Near Birchwood in Meigs County, Tennessee — The American South (East South Central)
“Not a treaty at all”
The agreement promised that the Cherokee would quit their land and relocate to the Indian Territory within two years of the laws ratification by two-thirds majority, in May 1836. The majority of Cherokee, however, fought to overturn the false treaty.
"The instrument in question [Treaty of New Echota] is not the act of our Nation; we are not parties to its covenants; it has not received the sanction of our people. The makers of it sustain no office nor appointment in our Nation, under the designation of Chiefs, Head men, or any other title, by which they hold, or could acquire, authority to assume the reins of Government, and to make bargain and sale of our rights, our possessions, and our common country." - Principal Chief John Ross to the United States Congress, September 1836
Marker series.

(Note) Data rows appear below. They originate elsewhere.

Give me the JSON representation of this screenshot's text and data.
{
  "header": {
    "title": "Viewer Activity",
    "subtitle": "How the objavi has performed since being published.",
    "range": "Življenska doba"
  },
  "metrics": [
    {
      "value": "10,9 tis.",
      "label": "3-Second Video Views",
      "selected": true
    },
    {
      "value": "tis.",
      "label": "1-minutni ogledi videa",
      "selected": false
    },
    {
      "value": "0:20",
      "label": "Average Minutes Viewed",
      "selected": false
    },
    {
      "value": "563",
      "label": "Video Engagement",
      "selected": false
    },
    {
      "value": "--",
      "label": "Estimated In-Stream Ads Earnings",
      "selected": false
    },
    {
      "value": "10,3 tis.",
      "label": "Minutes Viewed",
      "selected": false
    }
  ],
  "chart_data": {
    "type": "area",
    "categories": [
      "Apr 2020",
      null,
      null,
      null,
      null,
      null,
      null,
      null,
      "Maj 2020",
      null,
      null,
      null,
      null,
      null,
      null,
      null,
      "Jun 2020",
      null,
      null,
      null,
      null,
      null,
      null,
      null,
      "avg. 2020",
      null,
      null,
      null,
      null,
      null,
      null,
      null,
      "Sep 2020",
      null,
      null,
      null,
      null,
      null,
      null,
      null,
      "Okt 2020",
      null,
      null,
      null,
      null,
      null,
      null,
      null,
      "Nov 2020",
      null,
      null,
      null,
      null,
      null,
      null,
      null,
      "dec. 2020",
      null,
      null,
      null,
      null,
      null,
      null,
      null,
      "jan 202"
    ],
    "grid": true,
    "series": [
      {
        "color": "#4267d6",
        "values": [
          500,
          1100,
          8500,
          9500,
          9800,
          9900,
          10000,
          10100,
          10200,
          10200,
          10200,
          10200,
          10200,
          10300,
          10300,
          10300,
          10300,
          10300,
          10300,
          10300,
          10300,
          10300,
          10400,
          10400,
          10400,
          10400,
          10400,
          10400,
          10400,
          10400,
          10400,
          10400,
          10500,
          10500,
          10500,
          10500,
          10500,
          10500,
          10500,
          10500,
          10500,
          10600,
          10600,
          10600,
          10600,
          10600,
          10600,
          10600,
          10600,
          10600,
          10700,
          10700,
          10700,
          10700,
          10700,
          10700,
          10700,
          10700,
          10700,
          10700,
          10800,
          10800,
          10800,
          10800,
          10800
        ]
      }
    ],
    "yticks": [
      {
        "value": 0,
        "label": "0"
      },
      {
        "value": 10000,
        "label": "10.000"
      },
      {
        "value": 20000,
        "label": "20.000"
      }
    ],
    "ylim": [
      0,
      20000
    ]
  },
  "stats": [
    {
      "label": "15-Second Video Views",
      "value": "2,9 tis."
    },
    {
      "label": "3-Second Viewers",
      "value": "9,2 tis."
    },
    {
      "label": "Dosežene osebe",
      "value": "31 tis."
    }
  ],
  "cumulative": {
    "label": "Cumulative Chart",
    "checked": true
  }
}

This marker is included in the Trail of Tears marker series.
Location. 35° 24.423′ N, 85° 0.383′ W. Marker is near Birchwood, Tennessee, in Meigs County. Marker can be reached from Blythe Ferry Road 2 miles north Click for map. Marker is located at the Cherokee Removal Memorial Park. Marker is in this post office area: Birchwood TN 37308, United States of America.
Other nearby markers. At least 8 other markers are within walking distance of this marker. "To Learn and not Forget" (here, next to this marker); "Orders No. 25" (here, next to this marker); General Winfield Scott (here, next to this marker); "Your Fate is Decided" (here, next to this marker); "Chains of Friendship" (here, next to this marker); "Given by the Great Spirit above" (here, next to this marker); "A Desire to Possess" (here, next to this marker); "Forced from this country" (here, next to this marker). Click for a list of all markers in Birchwood.
Categories. • Native Americans • Politics • Wars, US Indian •
Credits. This page originally submitted on , by Lee Hattabaugh of Capshaw, Alabama. This page has been viewed 371 times since then and 52 times this year. Photos: 1, 2, 3. submitted on , by Lee Hattabaugh of Capshaw, Alabama. • Bill Pfingsten was the editor who published this page. This page was last revised on June 16, 2016.